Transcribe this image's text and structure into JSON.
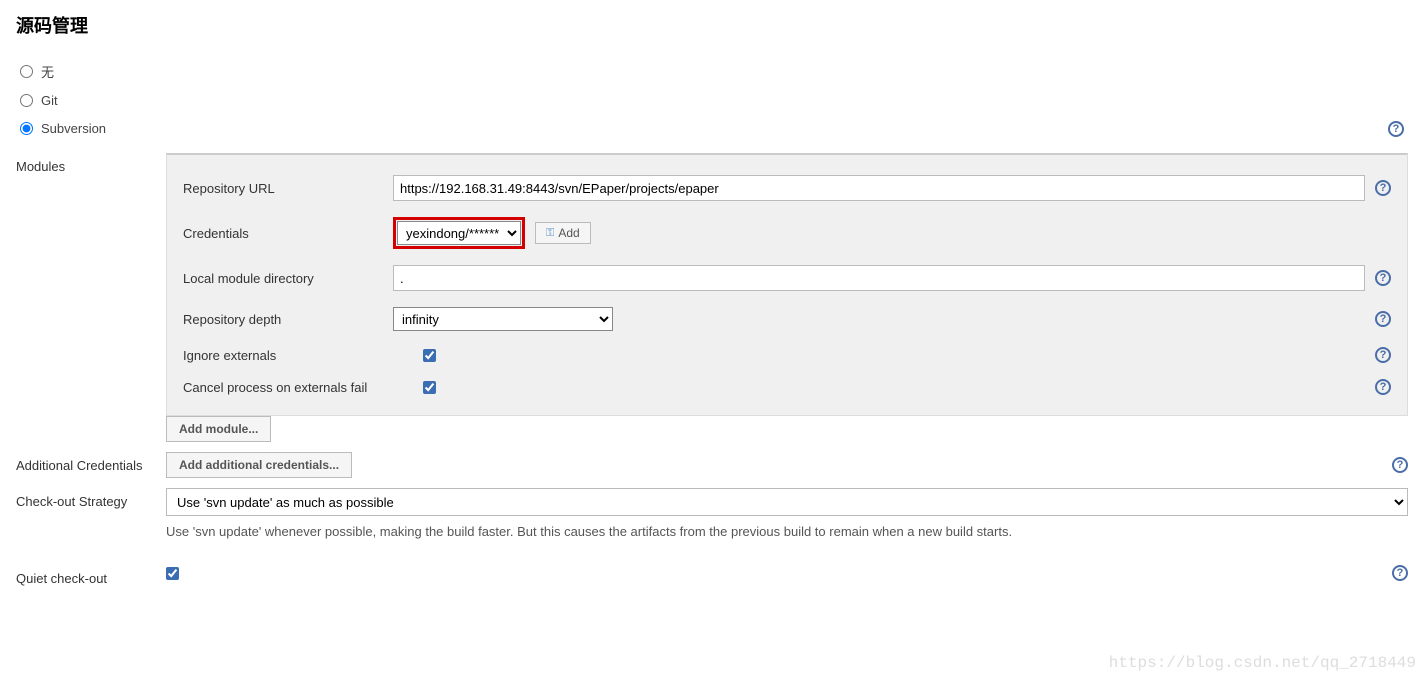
{
  "section_title": "源码管理",
  "scm": {
    "options": [
      {
        "label": "无",
        "checked": false
      },
      {
        "label": "Git",
        "checked": false
      },
      {
        "label": "Subversion",
        "checked": true
      }
    ]
  },
  "modules": {
    "label": "Modules",
    "repository_url": {
      "label": "Repository URL",
      "value": "https://192.168.31.49:8443/svn/EPaper/projects/epaper"
    },
    "credentials": {
      "label": "Credentials",
      "selected": "yexindong/******",
      "add_button": "Add"
    },
    "local_module_dir": {
      "label": "Local module directory",
      "value": "."
    },
    "repository_depth": {
      "label": "Repository depth",
      "selected": "infinity"
    },
    "ignore_externals": {
      "label": "Ignore externals",
      "checked": true
    },
    "cancel_on_externals_fail": {
      "label": "Cancel process on externals fail",
      "checked": true
    },
    "add_module_button": "Add module..."
  },
  "additional_credentials": {
    "label": "Additional Credentials",
    "button": "Add additional credentials..."
  },
  "checkout_strategy": {
    "label": "Check-out Strategy",
    "selected": "Use 'svn update' as much as possible",
    "description": "Use 'svn update' whenever possible, making the build faster. But this causes the artifacts from the previous build to remain when a new build starts."
  },
  "quiet_checkout": {
    "label": "Quiet check-out",
    "checked": true
  },
  "watermark": "https://blog.csdn.net/qq_2718449"
}
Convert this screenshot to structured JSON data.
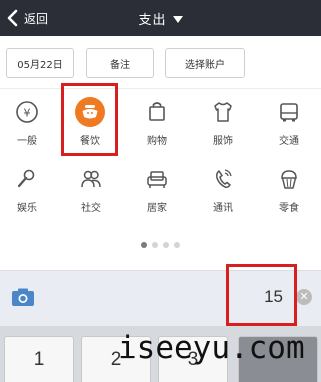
{
  "header": {
    "back_label": "返回",
    "title": "支出"
  },
  "buttons": {
    "date": "05月22日",
    "note": "备注",
    "account": "选择账户"
  },
  "categories": [
    {
      "label": "一般",
      "icon": "yen-circle-icon"
    },
    {
      "label": "餐饮",
      "icon": "rice-bowl-icon",
      "selected": true,
      "accent": "#f07a22"
    },
    {
      "label": "购物",
      "icon": "shopping-bag-icon"
    },
    {
      "label": "服饰",
      "icon": "shirt-icon"
    },
    {
      "label": "交通",
      "icon": "bus-icon"
    },
    {
      "label": "娱乐",
      "icon": "microphone-icon"
    },
    {
      "label": "社交",
      "icon": "people-icon"
    },
    {
      "label": "居家",
      "icon": "sofa-icon"
    },
    {
      "label": "通讯",
      "icon": "phone-icon"
    },
    {
      "label": "零食",
      "icon": "cupcake-icon"
    }
  ],
  "pager": {
    "total": 4,
    "active": 1
  },
  "amount": {
    "value": "15"
  },
  "keypad": {
    "keys": [
      "1",
      "2",
      "3"
    ]
  },
  "watermark": "iseeyu.com"
}
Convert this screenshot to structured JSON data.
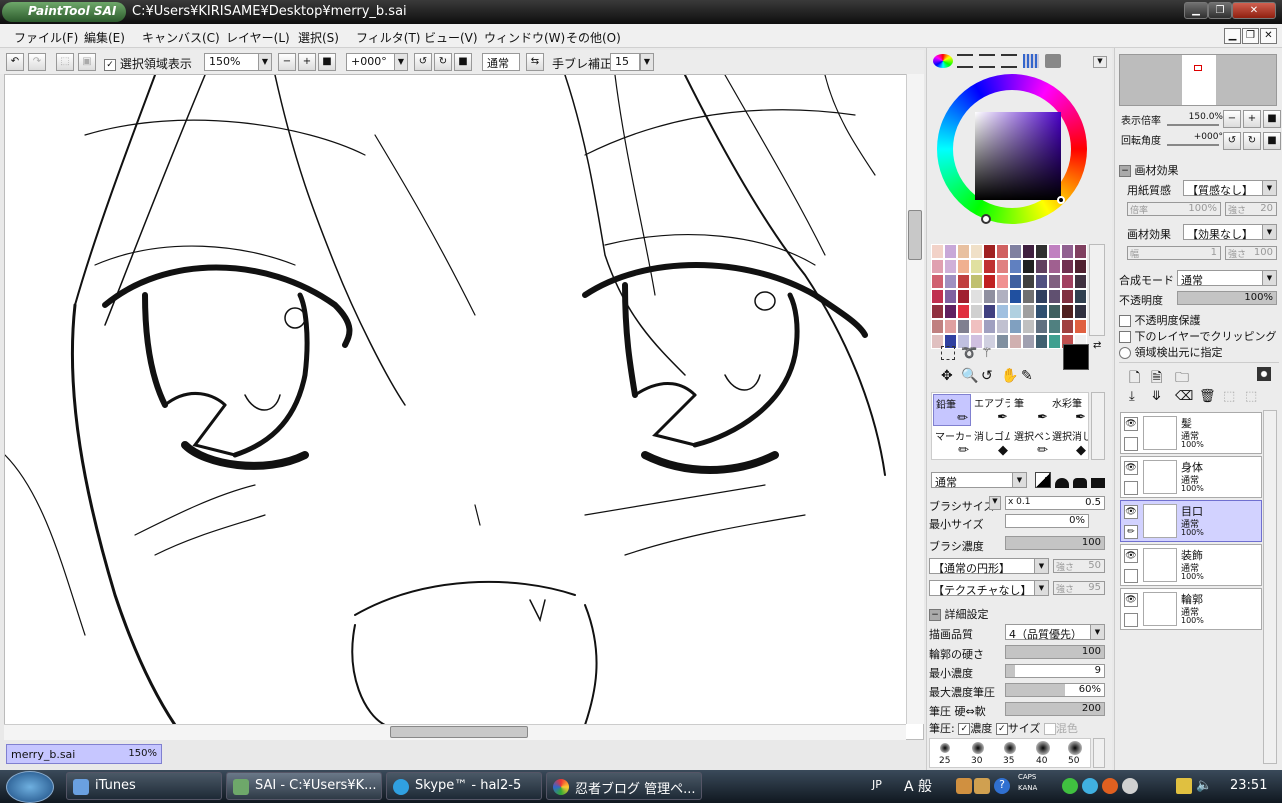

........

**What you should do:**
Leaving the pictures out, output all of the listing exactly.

**Answer section:**
Transcribe this image's text and structure into JSON.
{
  "section_title": "源码管理",
  "scm": {
    "options": [
      {
        "label": "无",
        "checked": false
      },
      {
        "label": "Git",
        "checked": false
      },
      {
        "label": "Subversion",
        "checked": true
      }
    ]
  },
  "modules": {
    "label": "Modules",
    "repository_url": {
      "label": "Repository URL",
      "value": "https://192.168.31.49:8443/svn/EPaper/projects/epaper"
    },
    "credentials": {
      "label": "Credentials",
      "selected": "yexindong/******",
      "add_button": "Add"
    },
    "local_module_dir": {
      "label": "Local module directory",
      "value": "."
    },
    "repository_depth": {
      "label": "Repository depth",
      "selected": "infinity"
    },
    "ignore_externals": {
      "label": "Ignore externals",
      "checked": true
    },
    "cancel_on_externals_fail": {
      "label": "Cancel process on externals fail",
      "checked": true
    },
    "add_module_button": "Add module..."
  },
  "additional_credentials": {
    "label": "Additional Credentials",
    "button": "Add additional credentials..."
  },
  "checkout_strategy": {
    "label": "Check-out Strategy",
    "selected": "Use 'svn update' as much as possible",
    "description": "Use 'svn update' whenever possible, making the build faster. But this causes the artifacts from the previous build to remain when a new build starts."
  },
  "quiet_checkout": {
    "label": "Quiet check-out",
    "checked": true
  },
  "watermark": "https://blog.csdn.net/qq_2718449"
}
Convert this screenshot to structured JSON data.
{
  "header": {
    "back_label": "返回",
    "title": "支出"
  },
  "buttons": {
    "date": "05月22日",
    "note": "备注",
    "account": "选择账户"
  },
  "categories": [
    {
      "label": "一般",
      "icon": "yen-circle-icon"
    },
    {
      "label": "餐饮",
      "icon": "rice-bowl-icon",
      "selected": true,
      "accent": "#f07a22"
    },
    {
      "label": "购物",
      "icon": "shopping-bag-icon"
    },
    {
      "label": "服饰",
      "icon": "shirt-icon"
    },
    {
      "label": "交通",
      "icon": "bus-icon"
    },
    {
      "label": "娱乐",
      "icon": "microphone-icon"
    },
    {
      "label": "社交",
      "icon": "people-icon"
    },
    {
      "label": "居家",
      "icon": "sofa-icon"
    },
    {
      "label": "通讯",
      "icon": "phone-icon"
    },
    {
      "label": "零食",
      "icon": "cupcake-icon"
    }
  ],
  "pager": {
    "total": 4,
    "active": 1
  },
  "amount": {
    "value": "15"
  },
  "keypad": {
    "keys": [
      "1",
      "2",
      "3"
    ]
  },
  "watermark": "iseeyu.com"
}
Convert this screenshot to structured JSON data.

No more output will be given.